In August 2013, two and a half years after a citizen uprising ousted a long-ruling dictator, Tunisia was at a tipping point. Following the assassination of a secularist politician—the second such killing that year—opposition parties demanded the dissolution of the National Constituent Assembly and the resignation of the interim government, a coalition led by the Islamist Ennahda party. Work on a new constitution stopped amid dueling street protests between the two blocs. In October, four civil society organizations intervened and mediated political talks between the two sides. Under the terms of the resulting deal, the assembly agreed to resume its work and to appoint a new prime minister to run the government. They chose a compromise candidate, Mehdi Jomaa, an incumbent minister of industry with proven managerial experience and no known political allegiances. Jomaa and his cabinet of businesspeople, civil servants, professors, and judges led the country to peaceful, credible elections in October 2014. His government walked a narrow line as it tried to lead government operations without an electoral mandate and to bridge the interests of the civil society mediators, Ennahda, and the secular parties. By the time he left power, Jomaa was one of the country’s most popular leaders, and in 2015 the civil society leaders who had mediated the political talks won the Nobel Peace Prize for their role in crafting Tunisia’s distinctive effort to navigate tensions and avoid political violence.

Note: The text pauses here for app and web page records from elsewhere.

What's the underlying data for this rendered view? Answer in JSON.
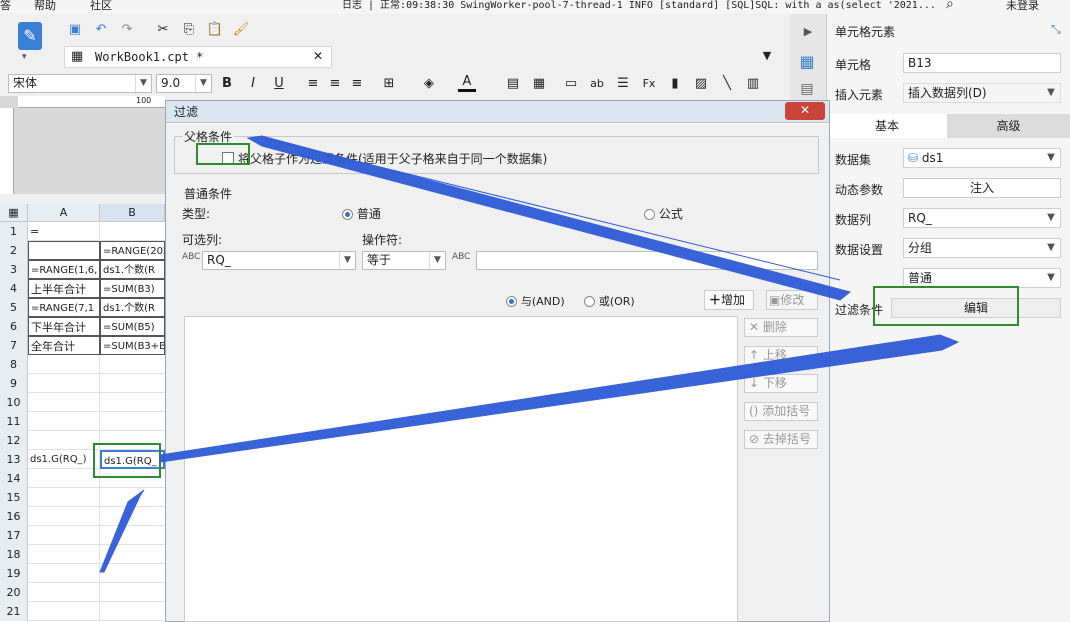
{
  "menu": {
    "item1": "答",
    "help": "帮助",
    "community": "社区",
    "login": "未登录"
  },
  "log_text": "日志 | 正常:09:38:30 SwingWorker-pool-7-thread-1 INFO [standard] [SQL]SQL: with a as(select '2021...",
  "tab": {
    "label": "WorkBook1.cpt *",
    "close": "✕"
  },
  "font": {
    "name": "宋体",
    "size": "9.0"
  },
  "format_buttons": [
    "B",
    "I",
    "U"
  ],
  "ruler": {
    "mark": "100"
  },
  "sheet": {
    "col_headers": [
      "A",
      "B"
    ],
    "rows": [
      {
        "num": "1",
        "a": "=",
        "b": ""
      },
      {
        "num": "2",
        "a": "",
        "b": "=RANGE(202"
      },
      {
        "num": "3",
        "a": "=RANGE(1,6,",
        "b": "ds1.个数(R"
      },
      {
        "num": "4",
        "a": "上半年合计",
        "b": "=SUM(B3)"
      },
      {
        "num": "5",
        "a": "=RANGE(7,1",
        "b": "ds1.个数(R"
      },
      {
        "num": "6",
        "a": "下半年合计",
        "b": "=SUM(B5)"
      },
      {
        "num": "7",
        "a": "全年合计",
        "b": "=SUM(B3+B5"
      },
      {
        "num": "8",
        "a": "",
        "b": ""
      },
      {
        "num": "9",
        "a": "",
        "b": ""
      },
      {
        "num": "10",
        "a": "",
        "b": ""
      },
      {
        "num": "11",
        "a": "",
        "b": ""
      },
      {
        "num": "12",
        "a": "",
        "b": ""
      },
      {
        "num": "13",
        "a": "ds1.G(RQ_)",
        "b": "ds1.G(RQ_"
      },
      {
        "num": "14",
        "a": "",
        "b": ""
      },
      {
        "num": "15",
        "a": "",
        "b": ""
      },
      {
        "num": "16",
        "a": "",
        "b": ""
      },
      {
        "num": "17",
        "a": "",
        "b": ""
      },
      {
        "num": "18",
        "a": "",
        "b": ""
      },
      {
        "num": "19",
        "a": "",
        "b": ""
      },
      {
        "num": "20",
        "a": "",
        "b": ""
      },
      {
        "num": "21",
        "a": "",
        "b": ""
      }
    ]
  },
  "props": {
    "title": "单元格元素",
    "cell_label": "单元格",
    "cell_value": "B13",
    "insert_label": "插入元素",
    "insert_value": "插入数据列(D)",
    "tab_basic": "基本",
    "tab_advanced": "高级",
    "dataset_label": "数据集",
    "dataset_value": "ds1",
    "dyn_param_label": "动态参数",
    "dyn_param_button": "注入",
    "datacol_label": "数据列",
    "datacol_value": "RQ_",
    "dataset_setting_label": "数据设置",
    "dataset_setting_value": "分组",
    "setting_mode_value": "普通",
    "filter_label": "过滤条件",
    "filter_button": "编辑"
  },
  "dialog": {
    "title": "过滤",
    "close": "✕",
    "parent_section": "父格条件",
    "parent_checkbox": "将父格子作为过滤条件(适用于父子格来自于同一个数据集)",
    "normal_section": "普通条件",
    "type_label": "类型:",
    "type_normal": "普通",
    "type_formula": "公式",
    "optional_col_label": "可选列:",
    "operator_label": "操作符:",
    "column_value": "RQ_",
    "operator_value": "等于",
    "and_label": "与(AND)",
    "or_label": "或(OR)",
    "add_button": "增加",
    "modify_button": "修改",
    "delete_button": "删除",
    "up_button": "上移",
    "down_button": "下移",
    "add_paren_button": "添加括号",
    "remove_paren_button": "去掉括号"
  }
}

Robert Joyce drafted this case based on interviews conducted in Tunis, Tunisia, in February 2016. Case published in March 2016.